You must make patients aware of how and where they can obtain copies of their records. Send a notification letter to patients, post a notice in the office prior to practice closure and/or arrange with the landlord to post a notice at the practice location for a period of time after closure.
Disputes between practitioners or contractual arrangements should not affect the future treatment of patients, restrict patients' rights to choose the dentist of their choice, or limit the access of patients to their dental charts or records.
PHIPA allows a Health Information Custodian (HIC) to disclose personal health information to a potential purchaser for the purpose of assessing and evaluating the operations of the HIC’s practice. In order to do so, the custodian must first have the potential purchaser enter into a confidentiality agreement.
The selling dentist must notify the patients of the practice in writing about the change in ownership.
When the outgoing dentist is unable to notify the patients (because of incapacity or death, for example) the incoming dentist must notify the patients in writing of the circumstances and that patient records are in their possession
The purchase and sale agreement typically contains provisions that transfer the responsibility to retain the records to the purchaser and gives the vendor the right of access to the records if required for the defence of a complaint or a claim against the dentist.
Prior to the sale, review the ongoing treatment needs of individual patients and identify those who are part-way through treatment.
Establish a plan of completion for these patients, with financial arrangements that do not cause them unnecessary hardship.
The purchasing dentist may have a more limited scope of practice or different areas of expertise than the selling dentist. If the completion of treatment will require a referral to a general dentist or dental specialist outside the practice, consider who will make the referral, and the effects on financial arrangements.
Make a plan for retreatment of failed treatment. Include the plan as part of the agreement of purchase and sale.

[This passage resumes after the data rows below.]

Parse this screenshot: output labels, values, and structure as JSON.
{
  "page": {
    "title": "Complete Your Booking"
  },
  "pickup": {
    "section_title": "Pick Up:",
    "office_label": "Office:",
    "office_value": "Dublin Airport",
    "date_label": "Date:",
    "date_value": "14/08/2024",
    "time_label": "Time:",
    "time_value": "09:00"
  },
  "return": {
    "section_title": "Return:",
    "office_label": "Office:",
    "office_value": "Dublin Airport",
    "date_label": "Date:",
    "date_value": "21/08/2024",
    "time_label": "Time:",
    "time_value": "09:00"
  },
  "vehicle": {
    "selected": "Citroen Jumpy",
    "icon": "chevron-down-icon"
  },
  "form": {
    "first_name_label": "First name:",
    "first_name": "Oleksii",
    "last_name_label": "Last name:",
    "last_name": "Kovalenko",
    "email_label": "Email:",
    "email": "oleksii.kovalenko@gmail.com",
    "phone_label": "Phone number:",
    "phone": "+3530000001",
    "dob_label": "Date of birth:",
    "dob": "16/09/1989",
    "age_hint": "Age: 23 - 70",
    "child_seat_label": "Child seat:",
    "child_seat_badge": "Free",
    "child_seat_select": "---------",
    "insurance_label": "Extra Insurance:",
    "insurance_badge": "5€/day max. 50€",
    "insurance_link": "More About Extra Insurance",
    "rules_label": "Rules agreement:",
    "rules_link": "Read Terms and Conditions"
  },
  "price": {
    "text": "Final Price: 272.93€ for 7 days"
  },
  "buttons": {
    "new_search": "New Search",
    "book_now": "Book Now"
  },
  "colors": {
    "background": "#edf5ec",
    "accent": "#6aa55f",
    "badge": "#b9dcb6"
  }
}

Consider a transition period in which both dentists work at the practice, and patients have the opportunity to get to know the new dentist. Ideally, the selling dentist will complete treatment and take care of retreatment.
Identify patients with special financial arrangements with the selling dentist (e.g. a payment plan or assignment of dental benefits). The purchasing dentist could either agree to continue those arrangements, or notify patients in advance of any change in office financial policy that will affect them.
The purchasing dentist should discuss in advance with the patient the rationale for performing a comprehensive new patient examination, as well as the related cost. Patients charged a much higher fee than they are accustomed to for their first examination must be informed of the difference between this exam and their usual recall examination.
You should inform the patient of the treatment required. The purchasing dentist should consult with the selling dentist about the treatment provided. If the selling dentist is no longer working in the practice, any release of personal health information will require the patient’s consent.
All dentists, regardless of their expertise, will have outcomes from time to time that were not anticipated and the purchasing dentist may not be aware of circumstances that may have contributed to the failure of the patient’s treatment.
Consider ways to smoothly introduce any change in dental treatment philosophy. Discussing changes in treatment plans with patients will help avoid misunderstandings. Both parties may wish to discuss their respective treatment philosophies at an early stage in the sale negotiations to determine whether the practice is a good fit.
Dentists will continue to be protected indefinitely under the Professional Liability Program for claims arising out of professional services provided to a patient in Ontario while they were a member of the College.